Oil Slips as Surge in COVID-19 Cases Threatens Demand

MELBOURNE/SINGAPORE (Reuters) – Oil prices slid from nine-month highs on Friday, with soaring COVID-19 cases seen as a threat to near-term fuel demand and a strengthening of the U.S. dollar also having a negative impact.

U.S. West Texas Intermediate (WTI) crude futures slipped 14 cents or 0.29%, to $48.22 a barrel at 0757 GMT, while Brent crude futures fell 20 cents, or 0.39%, to $51.30.

More than 73.65 million people have been reported to be infected by the coronavirus globally and 1,654,920​ have died, according to a Reuters tally on Friday.

The spike in cases is leading to tough restrictions on travel, impacting fuel demand and any economic recovery.

Meanwhile, there was more evidence that the world’s largest economy’s recovery from the pandemic recession was faltering as data showed the number of Americans filing first-time claims for jobless benefits unexpectedly rose last week. Read more…..


Chart of the Day

Icarus TV

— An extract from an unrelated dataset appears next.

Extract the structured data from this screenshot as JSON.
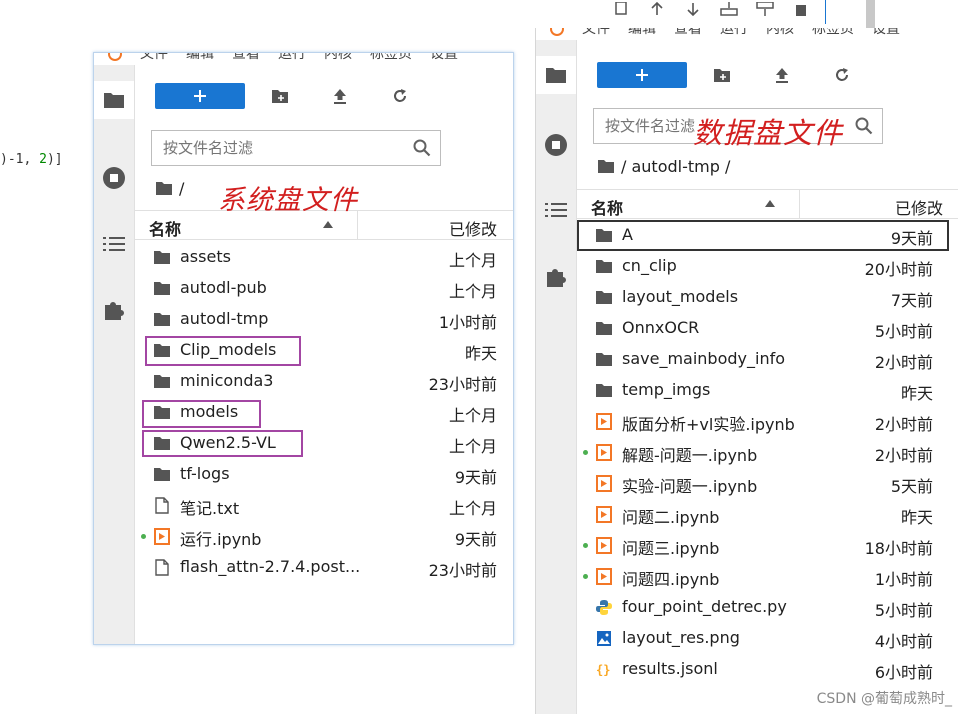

The Wall Street Journal reported Wednesday that according to internal planning documents at Exxon Mobil, the company expects oil prices will fall by 11 to 17 percent in each of the next seven years as EV’s gain momentum.

Share This Post

Leave a Reply